In the 1950s, the town of Lodosa experienced growth with the construction of a new neighbourhood, whose buildings obeyed the "chantrea" typology, ground floor dwellings with a backyard, simple construction and characteristic profile.
Casa 0 is the unforeseen result of working with this typology. Its façade is not designed; it continues with the existing layout. Nor is the back of the house designed, marked by the rear courtyard. The ridge line remains unaltered and marks the culmination of the house.
The servant uses are placed on these lines, arranging the void into four equal spaces. Of these four, the living room and kitchen are joined together, configuring a double space articulated as the axis of the house. In the main voids, the flush doors take up the whole of the free height, opening onto thresholds over which the service rooms overhang.

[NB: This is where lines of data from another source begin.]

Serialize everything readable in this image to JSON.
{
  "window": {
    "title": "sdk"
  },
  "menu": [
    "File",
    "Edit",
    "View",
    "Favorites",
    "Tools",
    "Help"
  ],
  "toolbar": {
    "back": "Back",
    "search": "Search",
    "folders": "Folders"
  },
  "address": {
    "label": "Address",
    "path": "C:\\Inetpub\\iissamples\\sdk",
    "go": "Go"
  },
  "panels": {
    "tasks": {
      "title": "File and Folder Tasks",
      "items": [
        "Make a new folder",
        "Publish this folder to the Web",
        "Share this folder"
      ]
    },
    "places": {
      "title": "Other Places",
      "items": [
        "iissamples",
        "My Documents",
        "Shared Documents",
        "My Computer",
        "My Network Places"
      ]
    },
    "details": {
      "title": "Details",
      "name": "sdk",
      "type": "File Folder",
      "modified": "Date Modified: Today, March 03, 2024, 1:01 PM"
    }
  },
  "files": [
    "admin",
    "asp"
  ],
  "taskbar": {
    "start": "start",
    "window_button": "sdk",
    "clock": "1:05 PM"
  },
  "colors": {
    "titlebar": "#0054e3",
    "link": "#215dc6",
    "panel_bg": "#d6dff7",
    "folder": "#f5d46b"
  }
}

The resulting house is covered with Arabic tiles, as required by the regulations, and its outer walls are made of reinforced concrete that captures the original façade in time. The solid walls protect the interior, configured by load-bearing masonry, and a sloping concrete slab encloses the space. The exterior openings are made of aluminium frames.

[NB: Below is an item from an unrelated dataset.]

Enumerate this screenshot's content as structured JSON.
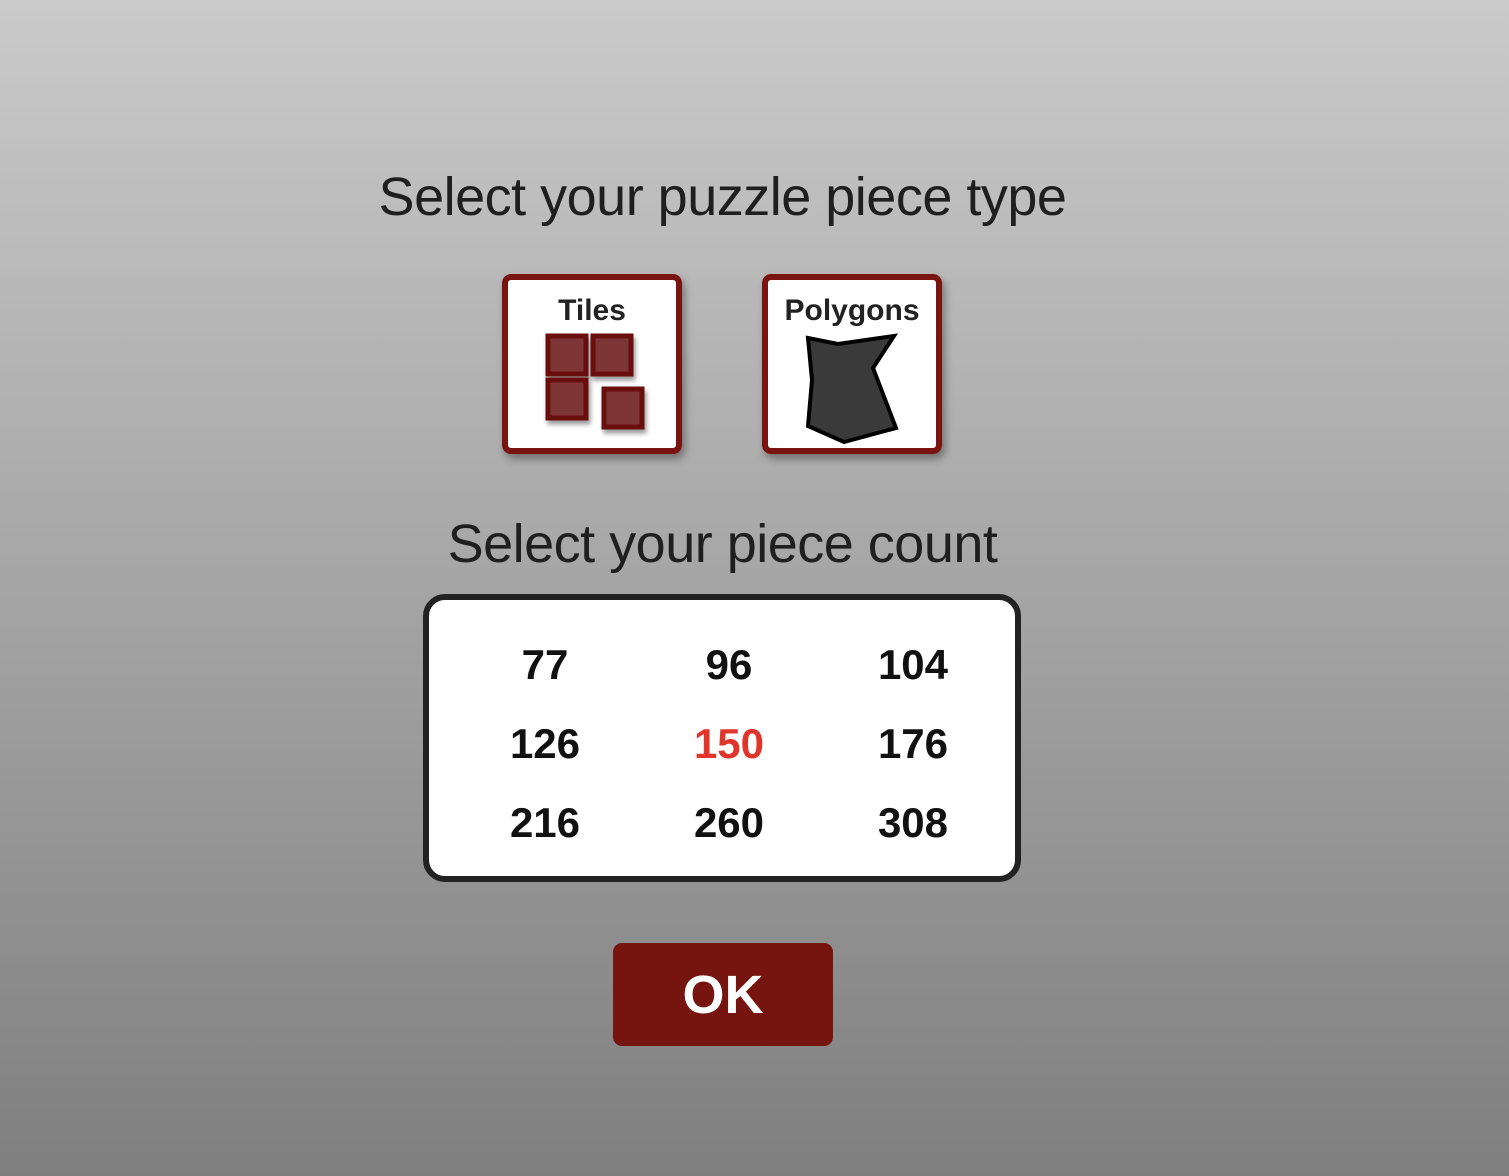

With a massiveness and unchanging forms, Casa 0 reformulates, at a time of paradigm change, the longing that built the neighbourhood, supported by a contemporary conception that makes permanence, in its multiple senses, a central axis of the proposal.